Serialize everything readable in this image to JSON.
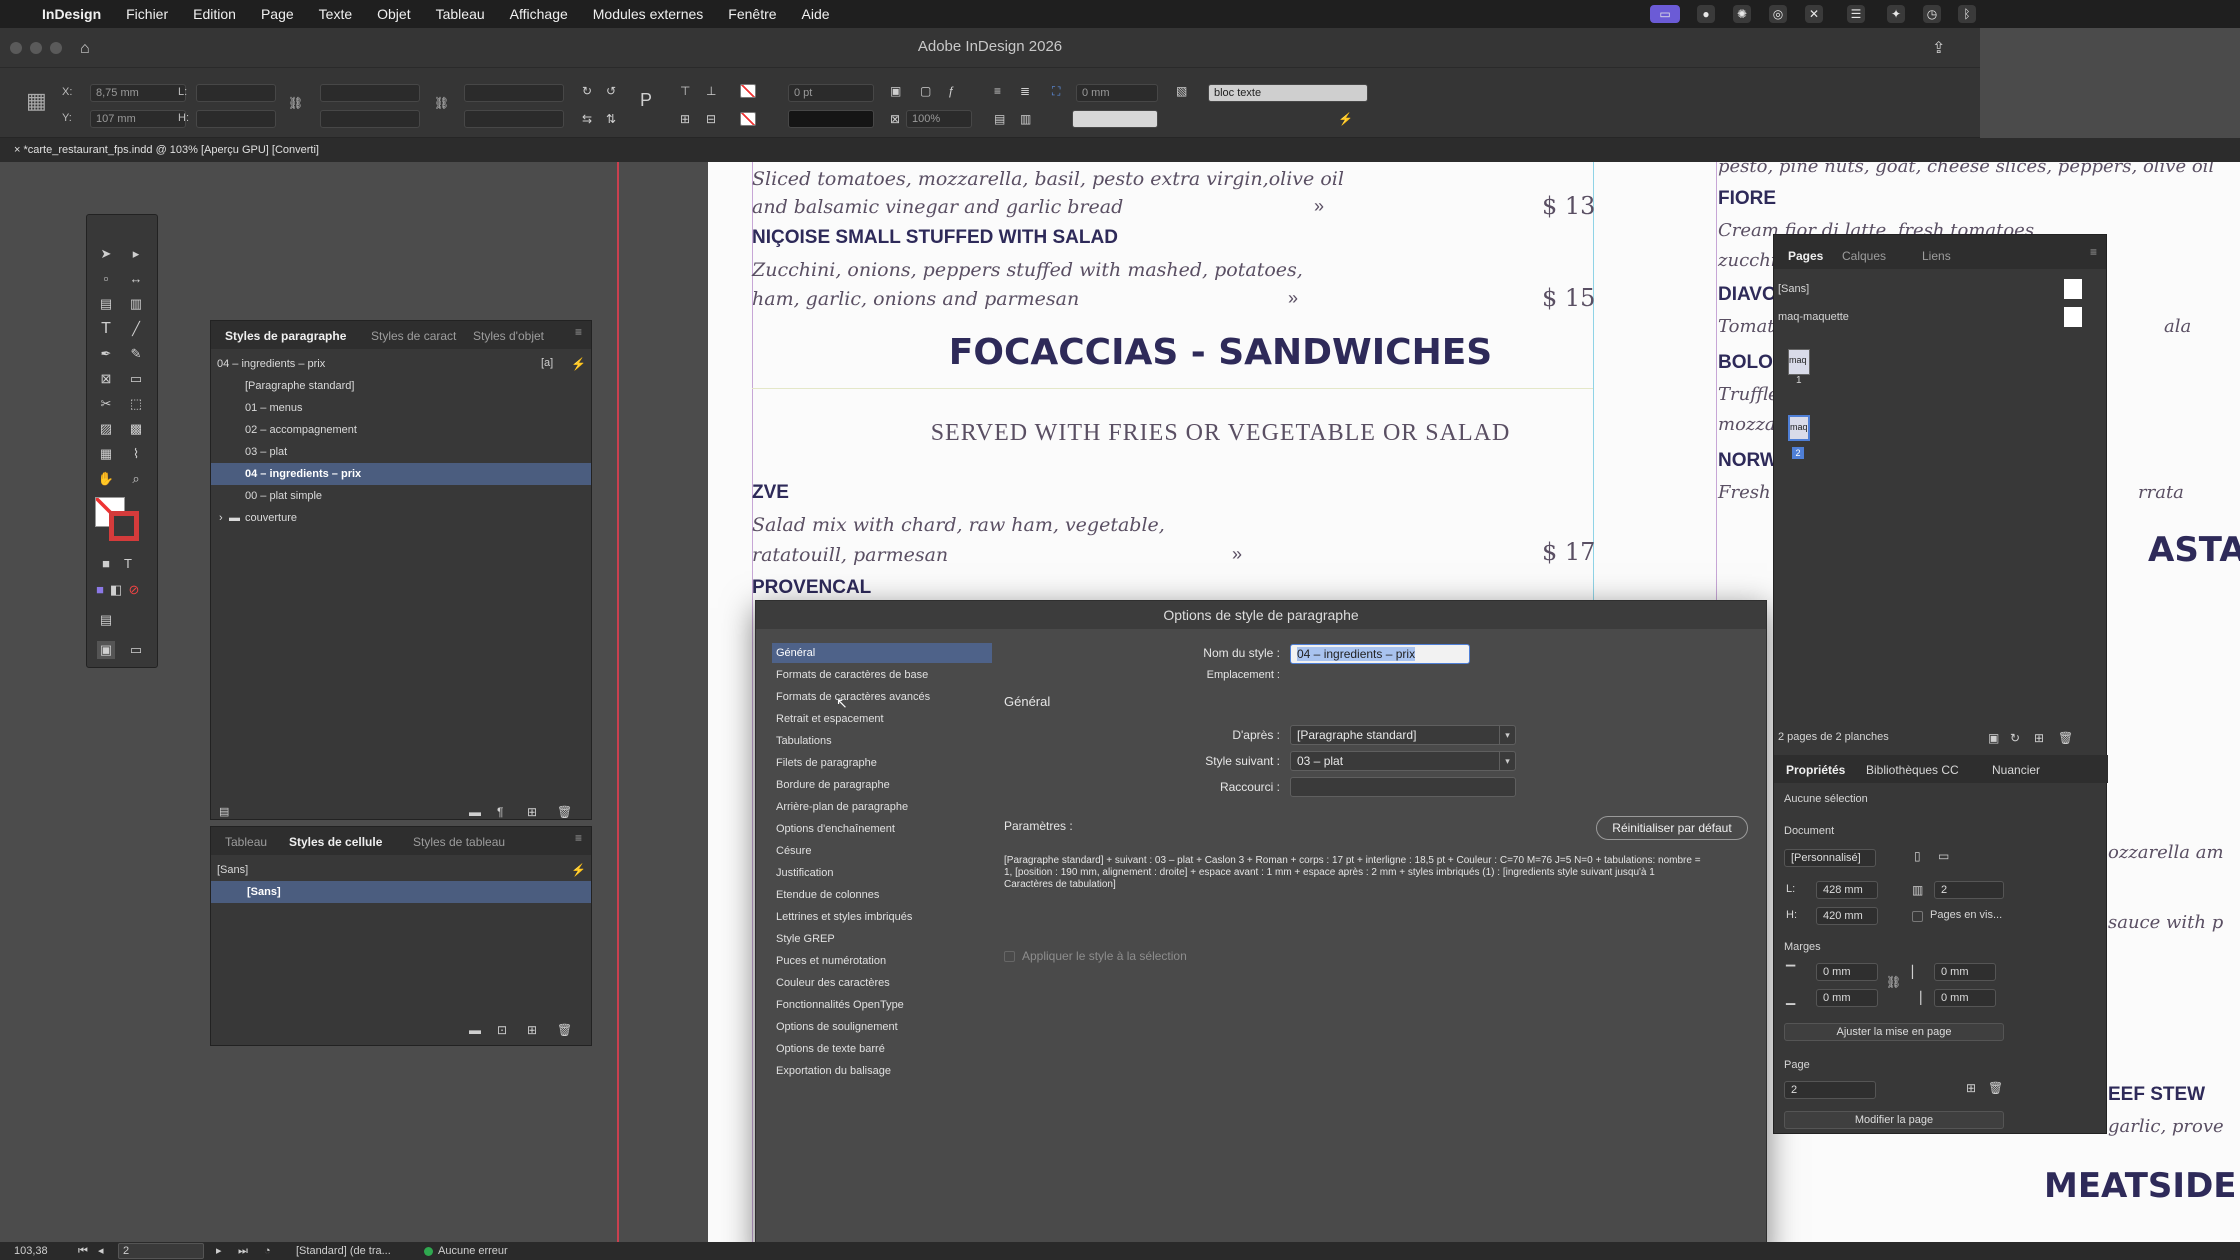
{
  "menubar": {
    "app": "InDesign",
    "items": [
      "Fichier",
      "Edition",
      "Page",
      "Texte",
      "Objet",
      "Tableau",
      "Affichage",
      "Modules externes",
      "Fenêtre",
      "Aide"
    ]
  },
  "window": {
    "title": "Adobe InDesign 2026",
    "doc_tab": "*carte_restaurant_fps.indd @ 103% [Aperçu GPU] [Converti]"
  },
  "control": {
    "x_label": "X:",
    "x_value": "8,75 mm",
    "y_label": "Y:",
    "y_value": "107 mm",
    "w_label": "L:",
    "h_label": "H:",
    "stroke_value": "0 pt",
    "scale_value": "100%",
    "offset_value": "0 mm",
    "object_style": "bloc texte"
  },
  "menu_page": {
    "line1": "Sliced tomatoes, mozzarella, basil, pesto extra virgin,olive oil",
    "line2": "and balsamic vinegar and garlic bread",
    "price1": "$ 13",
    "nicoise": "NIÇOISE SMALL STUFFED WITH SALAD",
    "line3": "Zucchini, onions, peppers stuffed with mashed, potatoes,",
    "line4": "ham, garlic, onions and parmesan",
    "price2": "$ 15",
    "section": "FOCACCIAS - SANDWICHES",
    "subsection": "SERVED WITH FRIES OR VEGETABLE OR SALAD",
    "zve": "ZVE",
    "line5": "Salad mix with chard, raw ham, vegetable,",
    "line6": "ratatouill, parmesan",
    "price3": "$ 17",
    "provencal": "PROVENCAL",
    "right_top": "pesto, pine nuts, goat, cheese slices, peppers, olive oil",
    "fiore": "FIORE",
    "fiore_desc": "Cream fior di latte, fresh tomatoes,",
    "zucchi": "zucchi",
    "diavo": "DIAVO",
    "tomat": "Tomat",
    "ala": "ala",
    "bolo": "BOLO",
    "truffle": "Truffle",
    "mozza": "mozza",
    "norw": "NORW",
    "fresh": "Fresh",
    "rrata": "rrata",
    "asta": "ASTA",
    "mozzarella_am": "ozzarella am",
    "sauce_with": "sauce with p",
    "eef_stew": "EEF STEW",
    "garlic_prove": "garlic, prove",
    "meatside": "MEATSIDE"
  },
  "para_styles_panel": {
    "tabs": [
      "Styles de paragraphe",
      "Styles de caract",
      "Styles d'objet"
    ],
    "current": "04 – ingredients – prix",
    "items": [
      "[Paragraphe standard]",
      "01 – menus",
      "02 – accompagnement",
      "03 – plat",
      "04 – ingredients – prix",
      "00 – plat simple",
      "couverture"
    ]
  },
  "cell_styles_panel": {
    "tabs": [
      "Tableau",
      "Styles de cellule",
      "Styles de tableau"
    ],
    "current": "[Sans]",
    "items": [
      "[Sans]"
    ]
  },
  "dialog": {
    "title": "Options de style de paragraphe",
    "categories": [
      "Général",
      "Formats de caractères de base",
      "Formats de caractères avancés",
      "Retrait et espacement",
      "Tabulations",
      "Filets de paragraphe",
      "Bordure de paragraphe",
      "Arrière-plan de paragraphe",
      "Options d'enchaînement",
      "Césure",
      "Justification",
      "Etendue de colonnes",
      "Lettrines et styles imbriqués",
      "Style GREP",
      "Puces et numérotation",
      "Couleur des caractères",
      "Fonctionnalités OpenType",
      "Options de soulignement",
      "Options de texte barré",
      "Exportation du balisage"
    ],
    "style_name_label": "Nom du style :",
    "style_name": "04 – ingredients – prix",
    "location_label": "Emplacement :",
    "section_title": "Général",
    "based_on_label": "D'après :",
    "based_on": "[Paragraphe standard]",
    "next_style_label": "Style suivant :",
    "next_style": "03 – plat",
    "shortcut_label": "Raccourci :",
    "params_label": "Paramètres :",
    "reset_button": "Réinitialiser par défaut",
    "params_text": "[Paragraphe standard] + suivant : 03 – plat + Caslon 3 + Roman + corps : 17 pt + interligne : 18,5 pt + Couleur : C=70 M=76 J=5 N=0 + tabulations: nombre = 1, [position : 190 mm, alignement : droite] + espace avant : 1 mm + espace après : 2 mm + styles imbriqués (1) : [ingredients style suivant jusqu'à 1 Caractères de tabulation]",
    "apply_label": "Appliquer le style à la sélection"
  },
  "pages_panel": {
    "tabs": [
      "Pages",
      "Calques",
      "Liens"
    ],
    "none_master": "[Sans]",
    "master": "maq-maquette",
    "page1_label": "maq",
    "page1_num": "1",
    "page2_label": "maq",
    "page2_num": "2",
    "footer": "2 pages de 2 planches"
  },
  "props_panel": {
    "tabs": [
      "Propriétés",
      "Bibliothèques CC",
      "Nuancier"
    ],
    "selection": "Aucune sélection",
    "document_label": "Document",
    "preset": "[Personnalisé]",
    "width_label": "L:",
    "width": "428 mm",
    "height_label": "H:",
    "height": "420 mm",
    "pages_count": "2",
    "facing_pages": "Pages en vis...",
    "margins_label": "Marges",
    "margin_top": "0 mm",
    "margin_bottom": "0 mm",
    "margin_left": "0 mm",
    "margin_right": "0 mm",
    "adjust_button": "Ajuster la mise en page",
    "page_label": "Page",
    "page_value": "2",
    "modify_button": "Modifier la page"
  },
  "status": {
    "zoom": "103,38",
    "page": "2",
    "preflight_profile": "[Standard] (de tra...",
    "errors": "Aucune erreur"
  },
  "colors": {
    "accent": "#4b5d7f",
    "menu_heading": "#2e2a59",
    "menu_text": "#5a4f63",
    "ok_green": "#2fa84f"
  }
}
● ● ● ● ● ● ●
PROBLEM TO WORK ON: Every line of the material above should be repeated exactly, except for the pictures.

SOLUTION TO THIS EXERCISE:
Serialize everything readable in this image to JSON.
{
  "menubar": {
    "app": "InDesign",
    "items": [
      "Fichier",
      "Edition",
      "Page",
      "Texte",
      "Objet",
      "Tableau",
      "Affichage",
      "Modules externes",
      "Fenêtre",
      "Aide"
    ]
  },
  "window": {
    "title": "Adobe InDesign 2026",
    "doc_tab": "*carte_restaurant_fps.indd @ 103% [Aperçu GPU] [Converti]"
  },
  "control": {
    "x_label": "X:",
    "x_value": "8,75 mm",
    "y_label": "Y:",
    "y_value": "107 mm",
    "w_label": "L:",
    "h_label": "H:",
    "stroke_value": "0 pt",
    "scale_value": "100%",
    "offset_value": "0 mm",
    "object_style": "bloc texte"
  },
  "menu_page": {
    "line1": "Sliced tomatoes, mozzarella, basil, pesto extra virgin,olive oil",
    "line2": "and balsamic vinegar and garlic bread",
    "price1": "$ 13",
    "nicoise": "NIÇOISE SMALL STUFFED WITH SALAD",
    "line3": "Zucchini, onions, peppers stuffed with mashed, potatoes,",
    "line4": "ham, garlic, onions and parmesan",
    "price2": "$ 15",
    "section": "FOCACCIAS - SANDWICHES",
    "subsection": "SERVED WITH FRIES OR VEGETABLE OR SALAD",
    "zve": "ZVE",
    "line5": "Salad mix with chard, raw ham, vegetable,",
    "line6": "ratatouill, parmesan",
    "price3": "$ 17",
    "provencal": "PROVENCAL",
    "right_top": "pesto, pine nuts, goat, cheese slices, peppers, olive oil",
    "fiore": "FIORE",
    "fiore_desc": "Cream fior di latte, fresh tomatoes,",
    "zucchi": "zucchi",
    "diavo": "DIAVO",
    "tomat": "Tomat",
    "ala": "ala",
    "bolo": "BOLO",
    "truffle": "Truffle",
    "mozza": "mozza",
    "norw": "NORW",
    "fresh": "Fresh",
    "rrata": "rrata",
    "asta": "ASTA",
    "mozzarella_am": "ozzarella am",
    "sauce_with": "sauce with p",
    "eef_stew": "EEF STEW",
    "garlic_prove": "garlic, prove",
    "meatside": "MEATSIDE"
  },
  "para_styles_panel": {
    "tabs": [
      "Styles de paragraphe",
      "Styles de caract",
      "Styles d'objet"
    ],
    "current": "04 – ingredients – prix",
    "items": [
      "[Paragraphe standard]",
      "01 – menus",
      "02 – accompagnement",
      "03 – plat",
      "04 – ingredients – prix",
      "00 – plat simple",
      "couverture"
    ]
  },
  "cell_styles_panel": {
    "tabs": [
      "Tableau",
      "Styles de cellule",
      "Styles de tableau"
    ],
    "current": "[Sans]",
    "items": [
      "[Sans]"
    ]
  },
  "dialog": {
    "title": "Options de style de paragraphe",
    "categories": [
      "Général",
      "Formats de caractères de base",
      "Formats de caractères avancés",
      "Retrait et espacement",
      "Tabulations",
      "Filets de paragraphe",
      "Bordure de paragraphe",
      "Arrière-plan de paragraphe",
      "Options d'enchaînement",
      "Césure",
      "Justification",
      "Etendue de colonnes",
      "Lettrines et styles imbriqués",
      "Style GREP",
      "Puces et numérotation",
      "Couleur des caractères",
      "Fonctionnalités OpenType",
      "Options de soulignement",
      "Options de texte barré",
      "Exportation du balisage"
    ],
    "style_name_label": "Nom du style :",
    "style_name": "04 – ingredients – prix",
    "location_label": "Emplacement :",
    "section_title": "Général",
    "based_on_label": "D'après :",
    "based_on": "[Paragraphe standard]",
    "next_style_label": "Style suivant :",
    "next_style": "03 – plat",
    "shortcut_label": "Raccourci :",
    "params_label": "Paramètres :",
    "reset_button": "Réinitialiser par défaut",
    "params_text": "[Paragraphe standard] + suivant : 03 – plat + Caslon 3 + Roman + corps : 17 pt + interligne : 18,5 pt + Couleur : C=70 M=76 J=5 N=0 + tabulations: nombre = 1, [position : 190 mm, alignement : droite] + espace avant : 1 mm + espace après : 2 mm + styles imbriqués (1) : [ingredients style suivant jusqu'à 1 Caractères de tabulation]",
    "apply_label": "Appliquer le style à la sélection"
  },
  "pages_panel": {
    "tabs": [
      "Pages",
      "Calques",
      "Liens"
    ],
    "none_master": "[Sans]",
    "master": "maq-maquette",
    "page1_label": "maq",
    "page1_num": "1",
    "page2_label": "maq",
    "page2_num": "2",
    "footer": "2 pages de 2 planches"
  },
  "props_panel": {
    "tabs": [
      "Propriétés",
      "Bibliothèques CC",
      "Nuancier"
    ],
    "selection": "Aucune sélection",
    "document_label": "Document",
    "preset": "[Personnalisé]",
    "width_label": "L:",
    "width": "428 mm",
    "height_label": "H:",
    "height": "420 mm",
    "pages_count": "2",
    "facing_pages": "Pages en vis...",
    "margins_label": "Marges",
    "margin_top": "0 mm",
    "margin_bottom": "0 mm",
    "margin_left": "0 mm",
    "margin_right": "0 mm",
    "adjust_button": "Ajuster la mise en page",
    "page_label": "Page",
    "page_value": "2",
    "modify_button": "Modifier la page"
  },
  "status": {
    "zoom": "103,38",
    "page": "2",
    "preflight_profile": "[Standard] (de tra...",
    "errors": "Aucune erreur"
  },
  "colors": {
    "accent": "#4b5d7f",
    "menu_heading": "#2e2a59",
    "menu_text": "#5a4f63",
    "ok_green": "#2fa84f"
  }
}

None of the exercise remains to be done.